What strategies guide your writing career?    I started my writing career simply trying to be different than other writers, choosing a unique theme and unpredictable (or nearly unpredictable) plots. Over time I’ve come to concentrate on making my stories sharp and crisp. I love action and see a movie scene in my mind before I write. This adds pace to my books. There are places where I take positions on issues and I expect readers to react to those messages, whether overtly or subliminally.

What would you do differently if you were starting again?    If I was rebooting my writing career I would love to have spent time talking to more readers. And there is always room in my brain for a few more creative writing courses. But as far as starting again with “In His Stead” I might add some of the comments from my taped interviews with soldiers returning from deployments in the Middle East.

Do you have any advice for other writers of fiction?    My best, but not unique, advice is that to write fiction you have to first love fiction, read as much fiction as possible, and then define what you like, what you know (or can learn), organize your plot, characters, setting, and then be aware that as you write your ideas come to life and, as with all life, you need to feed, care, and nourish your stories if they are to live on in the hands and minds of readers.

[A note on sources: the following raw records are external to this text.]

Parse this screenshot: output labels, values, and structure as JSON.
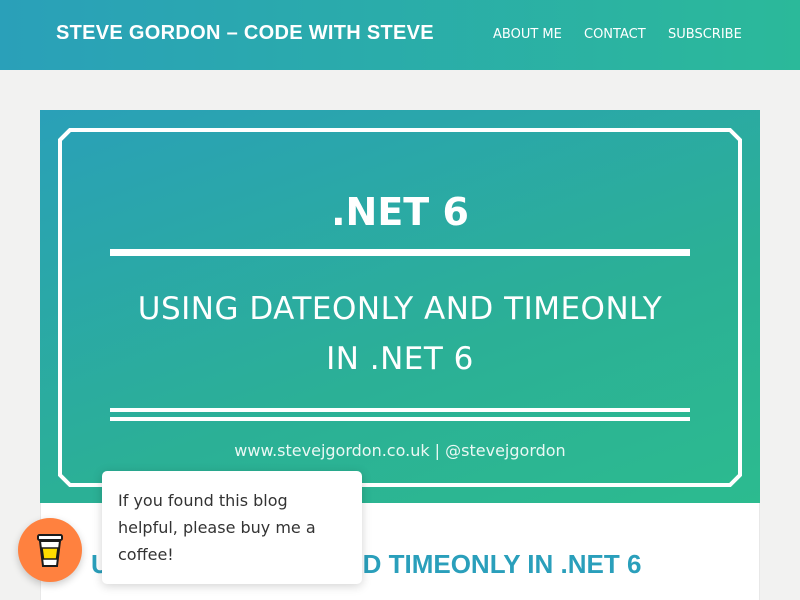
{
  "header": {
    "site_title": "STEVE GORDON – CODE WITH STEVE",
    "nav": [
      "ABOUT ME",
      "CONTACT",
      "SUBSCRIBE"
    ]
  },
  "hero": {
    "heading": ".NET 6",
    "subtitle_line1": "USING DATEONLY AND TIMEONLY",
    "subtitle_line2": "IN .NET 6",
    "footer": "www.stevejgordon.co.uk | @stevejgordon"
  },
  "article": {
    "title": "USING DATEONLY AND TIMEONLY IN .NET 6"
  },
  "tooltip": {
    "text": "If you found this blog helpful, please buy me a coffee!"
  },
  "coffee_button": {
    "icon": "coffee-cup-icon",
    "color": "#ff813f"
  },
  "colors": {
    "header_gradient_start": "#2aa0b9",
    "header_gradient_end": "#2bb99a",
    "title_accent": "#2a9fbb",
    "page_background": "#f2f2f1"
  }
}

Is there a question you would like to answer that I haven’t asked?    Yes. You may have noticed the logo for HeartsApart.org on the cover. Proceeds of my novel support this charity for military families. HeartsApart.org was a runner up in the Michelle Obama/Dr. Jill Bidden ‘Joining Forces’ Challenge and was started in Wilmington North Carolina. Professional photographers take a series of photos of a family with a member deploying. The family receives a set of professional photos and the deploying soldier receives a trifold card with the same set of pictures. The trifold card is made of a substance that is rain, mud, and war proof. It can be put in a helmet or pocket. These pictures are a great connection between families at home and our soldiers overseas. The charity has spread all over the United States and there are now over three hundred and fifty photographers who volunteer to provide this free service to our military families with members about to deploy.

Many thanks, Judith, for your interesting perspective on writing about war and the military. I’m sure your stories will touch families throughout North America and beyond.

Judith Sanders’ second novel In His Stead tells the compelling and gritty story of Retired Army Ranger Thomas Lane whose youngest son is called up from the National Guard to serve. Having already lost one son in Afghanistan, Lane knows he will do anything to save his child–even if it means going in his place, a pursuit unheard of since the Civil War when slaves were sent to war in place of their masters.

For more information on Judith Sanders’ novel, In His Stead: A Father’s War please visit http://www.amazon.com/His-Stead-Fathers-War/dp/193857382X.